Since founding the Mount Hood National Park Campaign in 2004, I have published an annual scenic calendar that features my best photos of “our next national park” taken during the course of the previous year. While there are familiar spots featured each year, I also include lesser-known scenes, and a number of secret locations that you won’t find in other calendars, and further illustrate why Mount Hood needs more protection.
The 2010 calendar features Elk Cove on the cover, photographed early last August on my annual pilgrimage, during the peak of the summer wildflower show. The snowy January scene was captured on a snowshoe trip up the White River last winter. February’s image is also wintry, with a frozen Rock Cove in the foreground, and the snowy, white cliffs on the Oregon side of the Columbia Gorge rising above mists in the background, and catching the last bit of evening light.
The March scene features the first flowers of the season in the eastern Columbia Gorge, at Rowena Crest. Look closely, and you can pick out both a hiker (and fellow photographer) and a grain barge in the river, far below. The town of Lyle, Washington is in the distance. The April scene features a little-known lily pond near Cascade Locks in brilliant shades of vibrant spring green. The May image is another lesser-known spot, the Mazama Tarn. This tranquil pond is located on the northwest side of Mount Hood, and for some reason, rarely photographed.
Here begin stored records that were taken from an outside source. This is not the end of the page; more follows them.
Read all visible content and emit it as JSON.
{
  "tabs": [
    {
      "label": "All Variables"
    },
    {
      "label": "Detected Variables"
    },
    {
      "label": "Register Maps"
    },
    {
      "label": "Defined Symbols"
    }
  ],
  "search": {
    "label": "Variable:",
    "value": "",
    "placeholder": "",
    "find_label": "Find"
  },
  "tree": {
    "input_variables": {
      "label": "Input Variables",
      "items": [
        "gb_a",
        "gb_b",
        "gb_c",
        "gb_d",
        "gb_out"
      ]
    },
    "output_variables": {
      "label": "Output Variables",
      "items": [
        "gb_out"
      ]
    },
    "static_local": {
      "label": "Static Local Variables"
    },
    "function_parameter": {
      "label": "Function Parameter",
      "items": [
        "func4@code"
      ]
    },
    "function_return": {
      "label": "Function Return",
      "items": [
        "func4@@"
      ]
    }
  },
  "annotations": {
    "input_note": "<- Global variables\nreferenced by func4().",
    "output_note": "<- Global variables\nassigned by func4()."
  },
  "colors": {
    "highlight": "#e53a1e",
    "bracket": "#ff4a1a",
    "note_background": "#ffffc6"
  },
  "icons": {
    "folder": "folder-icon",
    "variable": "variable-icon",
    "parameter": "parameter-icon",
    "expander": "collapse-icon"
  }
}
June takes us back to the Columbia Gorge, with a golden-hued sunset as viewed from the bluffs above Mosier. The July and August images are both from the McNeil Point area, first at the reflective McNeil Tarn, then higher up on the shoulder of Mount Hood, near the Sandy Glacier. The August image was captured on perhaps the most magical visit I have made to this beautiful spot over the years, with a mid-summer coat of snow on the mountain and dramatic clouds blowing in, ahead of another storm.
For September, another lesser-known location is pictured — one of several unmapped waterfalls along beautiful Heather Creek, on the southeast shoulder of Mount Hood. Lovely Emerald Falls in the Gorge follows in October, and autumn colors are showing along Gorton Creek in the November scene. The final image for December is a misty morning view of the East Fork Hood River and Mount Hood after a heavy winter snowstorm.
The early Mount Hood National Park calendars were in a smaller format, and thus somewhat forgiving of my photographic efforts. But for the past several years, I’ve used a more popular, oversized 11×17″ format, and the switch has pushed me to assemble a set of images that show off at that larger size. Above all, the images I include are intended to underscore the message: Mount Hood SHOULD be America’s next national park!
You can preview all of the images in the calendar and purchase copies for $24.99 from the Mount Hood National Park store at CafePress. Here’s the link:
A portion of each calendar sale goes to the Mount Hood National Park Campaign, and I use all of the proceeds to defray costs of maintaining the website, post office box and other logistics. Thanks to all of you who have purchased them over the years, and supported the campaign in the process!